Problem to work on: Only lines containing the word "SkyLight" belong in the answer; copy each one from the records.

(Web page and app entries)
======

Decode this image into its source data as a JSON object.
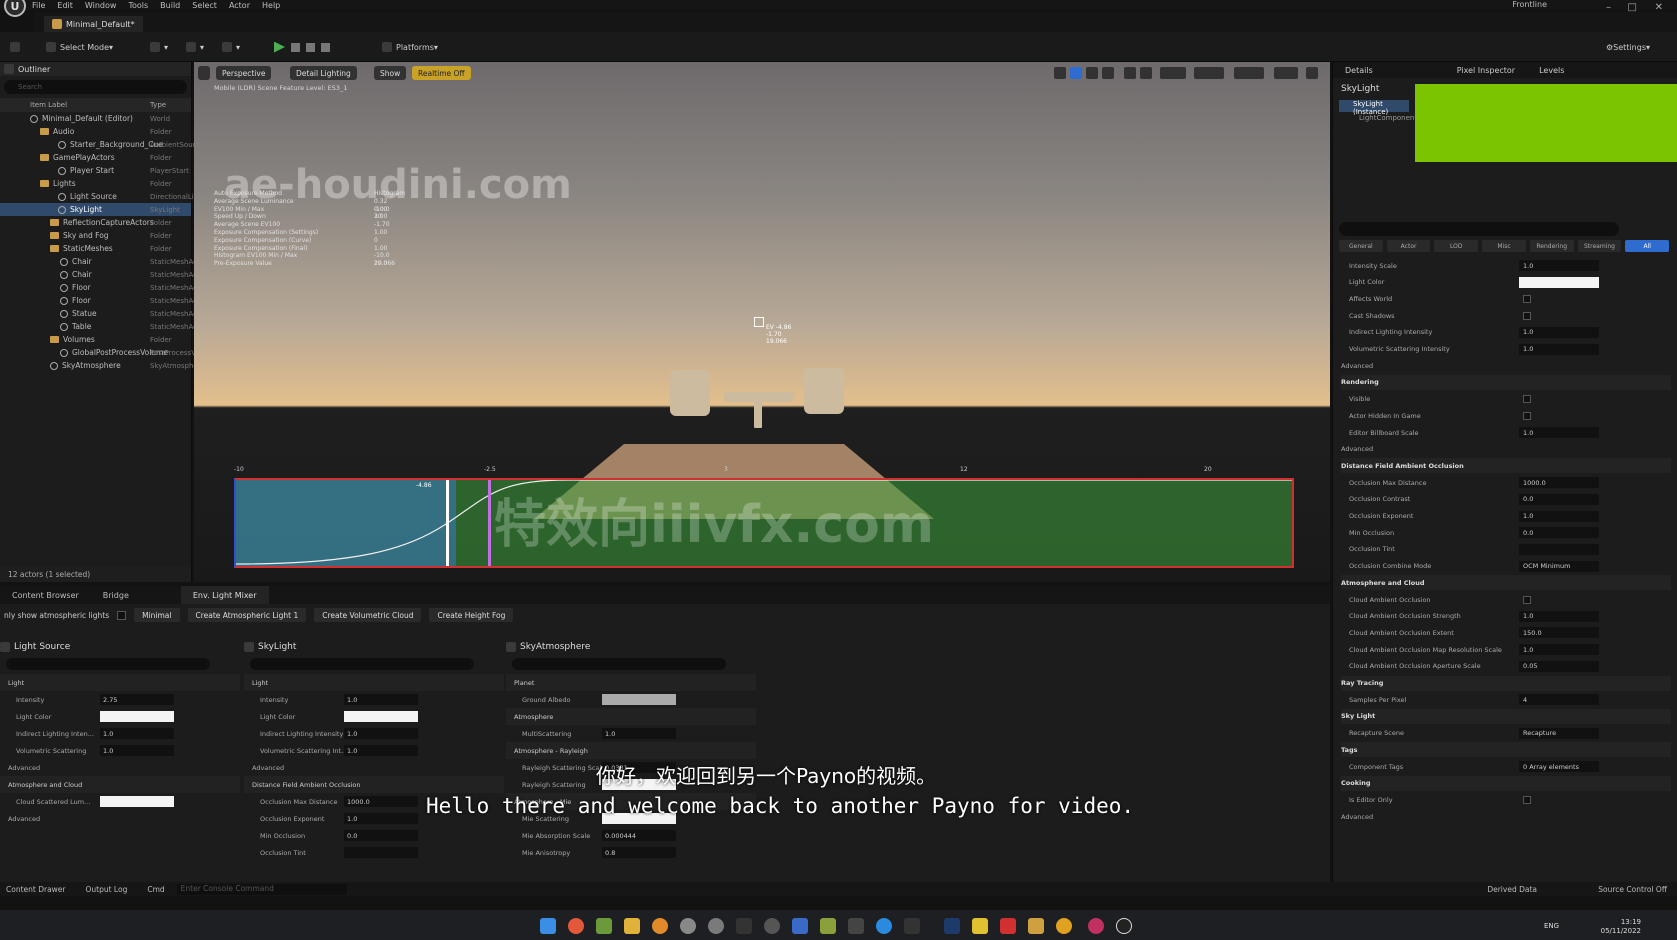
{
  "menu": [
    "File",
    "Edit",
    "Window",
    "Tools",
    "Build",
    "Select",
    "Actor",
    "Help"
  ],
  "logo": "U",
  "doc_tab": "Minimal_Default*",
  "top_right_label": "Frontline",
  "window_controls": [
    "–",
    "□",
    "✕"
  ],
  "toolbar": {
    "select_mode": "Select Mode",
    "platforms": "Platforms",
    "settings": "Settings"
  },
  "outliner": {
    "tab": "Outliner",
    "search_placeholder": "Search",
    "col_label": "Item Label",
    "col_type": "Type",
    "rows": [
      {
        "label": "Minimal_Default (Editor)",
        "type": "World",
        "indent": 30,
        "kind": "obj",
        "sel": false
      },
      {
        "label": "Audio",
        "type": "Folder",
        "indent": 40,
        "kind": "folder",
        "sel": false
      },
      {
        "label": "Starter_Background_Cue",
        "type": "AmbientSound",
        "indent": 58,
        "kind": "obj",
        "sel": false
      },
      {
        "label": "GamePlayActors",
        "type": "Folder",
        "indent": 40,
        "kind": "folder",
        "sel": false
      },
      {
        "label": "Player Start",
        "type": "PlayerStart",
        "indent": 58,
        "kind": "obj",
        "sel": false
      },
      {
        "label": "Lights",
        "type": "Folder",
        "indent": 40,
        "kind": "folder",
        "sel": false
      },
      {
        "label": "Light Source",
        "type": "DirectionalLight",
        "indent": 58,
        "kind": "obj",
        "sel": false
      },
      {
        "label": "SkyLight",
        "type": "SkyLight",
        "indent": 58,
        "kind": "obj",
        "sel": true
      },
      {
        "label": "ReflectionCaptureActors",
        "type": "Folder",
        "indent": 50,
        "kind": "folder",
        "sel": false
      },
      {
        "label": "Sky and Fog",
        "type": "Folder",
        "indent": 50,
        "kind": "folder",
        "sel": false
      },
      {
        "label": "StaticMeshes",
        "type": "Folder",
        "indent": 50,
        "kind": "folder",
        "sel": false
      },
      {
        "label": "Chair",
        "type": "StaticMeshActor",
        "indent": 60,
        "kind": "obj",
        "sel": false
      },
      {
        "label": "Chair",
        "type": "StaticMeshActor",
        "indent": 60,
        "kind": "obj",
        "sel": false
      },
      {
        "label": "Floor",
        "type": "StaticMeshActor",
        "indent": 60,
        "kind": "obj",
        "sel": false
      },
      {
        "label": "Floor",
        "type": "StaticMeshActor",
        "indent": 60,
        "kind": "obj",
        "sel": false
      },
      {
        "label": "Statue",
        "type": "StaticMeshActor",
        "indent": 60,
        "kind": "obj",
        "sel": false
      },
      {
        "label": "Table",
        "type": "StaticMeshActor",
        "indent": 60,
        "kind": "obj",
        "sel": false
      },
      {
        "label": "Volumes",
        "type": "Folder",
        "indent": 50,
        "kind": "folder",
        "sel": false
      },
      {
        "label": "GlobalPostProcessVolume",
        "type": "PostProcessVolume",
        "indent": 60,
        "kind": "obj",
        "sel": false
      },
      {
        "label": "SkyAtmosphere",
        "type": "SkyAtmosphere",
        "indent": 50,
        "kind": "obj",
        "sel": false
      }
    ],
    "status": "12 actors (1 selected)"
  },
  "viewport": {
    "perspective": "Perspective",
    "lighting": "Detail Lighting",
    "show": "Show",
    "realtime": "Realtime Off",
    "info": "Mobile (LDR) Scene   Feature Level: ES3_1",
    "watermark1": "ae-houdini.com",
    "watermark2": "特效向iiivfx.com",
    "stats": [
      {
        "k": "Auto Exposure Method",
        "v": "Histogram"
      },
      {
        "k": "Average Scene Luminance",
        "v": "0.32     0.00"
      },
      {
        "k": "EV100 Min / Max",
        "v": "-10.0    20.0"
      },
      {
        "k": "Speed Up / Down",
        "v": "3.0"
      },
      {
        "k": "Average Scene EV100",
        "v": "-1.70"
      },
      {
        "k": "Exposure Compensation (Settings)",
        "v": "1.00"
      },
      {
        "k": "Exposure Compensation (Curve)",
        "v": "0"
      },
      {
        "k": "Exposure Compensation (Final)",
        "v": "1.00"
      },
      {
        "k": "Histogram EV100 Min / Max",
        "v": "-10.0    20.0"
      },
      {
        "k": "Pre-Exposure Value",
        "v": "19.066"
      }
    ],
    "scale": [
      "-10",
      "-2.5",
      "3",
      "12",
      "20"
    ],
    "curve_marker": "-4.86",
    "crosshair_label": "EV -4.86\n-1.70\n19.066"
  },
  "details": {
    "tabs": [
      "Details",
      "Pixel Inspector",
      "Levels"
    ],
    "title": "SkyLight",
    "instance": "SkyLight (Instance)",
    "component": "LightComponent",
    "categories": [
      "General",
      "Actor",
      "LOD",
      "Misc",
      "Rendering",
      "Streaming",
      "All"
    ],
    "props": [
      {
        "k": "Intensity Scale",
        "v": "1.0",
        "t": "num"
      },
      {
        "k": "Light Color",
        "v": "",
        "t": "color"
      },
      {
        "k": "Affects World",
        "v": "",
        "t": "chk"
      },
      {
        "k": "Cast Shadows",
        "v": "",
        "t": "chk"
      },
      {
        "k": "Indirect Lighting Intensity",
        "v": "1.0",
        "t": "num"
      },
      {
        "k": "Volumetric Scattering Intensity",
        "v": "1.0",
        "t": "num"
      },
      {
        "k": "Advanced",
        "v": "",
        "t": "sub"
      },
      {
        "k": "Rendering",
        "v": "",
        "t": "sec"
      },
      {
        "k": "Visible",
        "v": "",
        "t": "chk"
      },
      {
        "k": "Actor Hidden In Game",
        "v": "",
        "t": "chk"
      },
      {
        "k": "Editor Billboard Scale",
        "v": "1.0",
        "t": "num"
      },
      {
        "k": "Advanced",
        "v": "",
        "t": "sub"
      },
      {
        "k": "Distance Field Ambient Occlusion",
        "v": "",
        "t": "sec"
      },
      {
        "k": "Occlusion Max Distance",
        "v": "1000.0",
        "t": "num"
      },
      {
        "k": "Occlusion Contrast",
        "v": "0.0",
        "t": "num"
      },
      {
        "k": "Occlusion Exponent",
        "v": "1.0",
        "t": "num"
      },
      {
        "k": "Min Occlusion",
        "v": "0.0",
        "t": "num"
      },
      {
        "k": "Occlusion Tint",
        "v": "",
        "t": "dark"
      },
      {
        "k": "Occlusion Combine Mode",
        "v": "OCM Minimum",
        "t": "num"
      },
      {
        "k": "Atmosphere and Cloud",
        "v": "",
        "t": "sec"
      },
      {
        "k": "Cloud Ambient Occlusion",
        "v": "",
        "t": "chk"
      },
      {
        "k": "Cloud Ambient Occlusion Strength",
        "v": "1.0",
        "t": "num"
      },
      {
        "k": "Cloud Ambient Occlusion Extent",
        "v": "150.0",
        "t": "num"
      },
      {
        "k": "Cloud Ambient Occlusion Map Resolution Scale",
        "v": "1.0",
        "t": "num"
      },
      {
        "k": "Cloud Ambient Occlusion Aperture Scale",
        "v": "0.05",
        "t": "num"
      },
      {
        "k": "Ray Tracing",
        "v": "",
        "t": "sec"
      },
      {
        "k": "Samples Per Pixel",
        "v": "4",
        "t": "num"
      },
      {
        "k": "Sky Light",
        "v": "",
        "t": "sec"
      },
      {
        "k": "Recapture Scene",
        "v": "Recapture",
        "t": "num"
      },
      {
        "k": "Tags",
        "v": "",
        "t": "sec"
      },
      {
        "k": "Component Tags",
        "v": "0 Array elements",
        "t": "num"
      },
      {
        "k": "Cooking",
        "v": "",
        "t": "sec"
      },
      {
        "k": "Is Editor Only",
        "v": "",
        "t": "chk"
      },
      {
        "k": "Advanced",
        "v": "",
        "t": "sub"
      }
    ]
  },
  "bottom": {
    "tabs": [
      "Content Browser",
      "Bridge",
      "Env. Light Mixer"
    ],
    "only_show": "nly show atmospheric lights",
    "minimal": "Minimal",
    "buttons": [
      "Create Atmospheric Light 1",
      "Create Volumetric Cloud",
      "Create Height Fog"
    ],
    "columns": [
      {
        "title": "Light Source",
        "props": [
          {
            "k": "Light",
            "v": "",
            "t": "sec"
          },
          {
            "k": "Intensity",
            "v": "2.75",
            "t": "num"
          },
          {
            "k": "Light Color",
            "v": "",
            "t": "color"
          },
          {
            "k": "Indirect Lighting Inten...",
            "v": "1.0",
            "t": "num"
          },
          {
            "k": "Volumetric Scattering",
            "v": "1.0",
            "t": "num"
          },
          {
            "k": "Advanced",
            "v": "",
            "t": "sub"
          },
          {
            "k": "Atmosphere and Cloud",
            "v": "",
            "t": "sec"
          },
          {
            "k": "Cloud Scattered Lum...",
            "v": "",
            "t": "color"
          },
          {
            "k": "Advanced",
            "v": "",
            "t": "sub"
          }
        ]
      },
      {
        "title": "SkyLight",
        "props": [
          {
            "k": "Light",
            "v": "",
            "t": "sec"
          },
          {
            "k": "Intensity",
            "v": "1.0",
            "t": "num"
          },
          {
            "k": "Light Color",
            "v": "",
            "t": "color"
          },
          {
            "k": "Indirect Lighting Intensity",
            "v": "1.0",
            "t": "num"
          },
          {
            "k": "Volumetric Scattering Int...",
            "v": "1.0",
            "t": "num"
          },
          {
            "k": "Advanced",
            "v": "",
            "t": "sub"
          },
          {
            "k": "Distance Field Ambient Occlusion",
            "v": "",
            "t": "sec"
          },
          {
            "k": "Occlusion Max Distance",
            "v": "1000.0",
            "t": "num"
          },
          {
            "k": "Occlusion Exponent",
            "v": "1.0",
            "t": "num"
          },
          {
            "k": "Min Occlusion",
            "v": "0.0",
            "t": "num"
          },
          {
            "k": "Occlusion Tint",
            "v": "",
            "t": "dark"
          }
        ]
      },
      {
        "title": "SkyAtmosphere",
        "props": [
          {
            "k": "Planet",
            "v": "",
            "t": "sec"
          },
          {
            "k": "Ground Albedo",
            "v": "",
            "t": "gray"
          },
          {
            "k": "Atmosphere",
            "v": "",
            "t": "sec"
          },
          {
            "k": "MultiScattering",
            "v": "1.0",
            "t": "num"
          },
          {
            "k": "Atmosphere - Rayleigh",
            "v": "",
            "t": "sec"
          },
          {
            "k": "Rayleigh Scattering Scale",
            "v": "0.0331",
            "t": "num"
          },
          {
            "k": "Rayleigh Scattering",
            "v": "",
            "t": "color"
          },
          {
            "k": "Atmosphere - Mie",
            "v": "",
            "t": "sec"
          },
          {
            "k": "Mie Scattering",
            "v": "",
            "t": "color"
          },
          {
            "k": "Mie Absorption Scale",
            "v": "0.000444",
            "t": "num"
          },
          {
            "k": "Mie Anisotropy",
            "v": "0.8",
            "t": "num"
          }
        ]
      }
    ]
  },
  "subtitles": {
    "cn": "你好，欢迎回到另一个Payno的视频。",
    "en": "Hello there and welcome back to another Payno for video."
  },
  "status": {
    "content_drawer": "Content Drawer",
    "output_log": "Output Log",
    "cmd": "Cmd",
    "cmd_placeholder": "Enter Console Command",
    "derived": "Derived Data",
    "source": "Source Control Off"
  },
  "taskbar": {
    "lang": "ENG",
    "time": "13:19",
    "date": "05/11/2022"
  }
}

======

Answer box:
        "label": "SkyLight",
        "type": "SkyLight",
    "title": "SkyLight",
    "instance": "SkyLight (Instance)",
        "title": "SkyLight",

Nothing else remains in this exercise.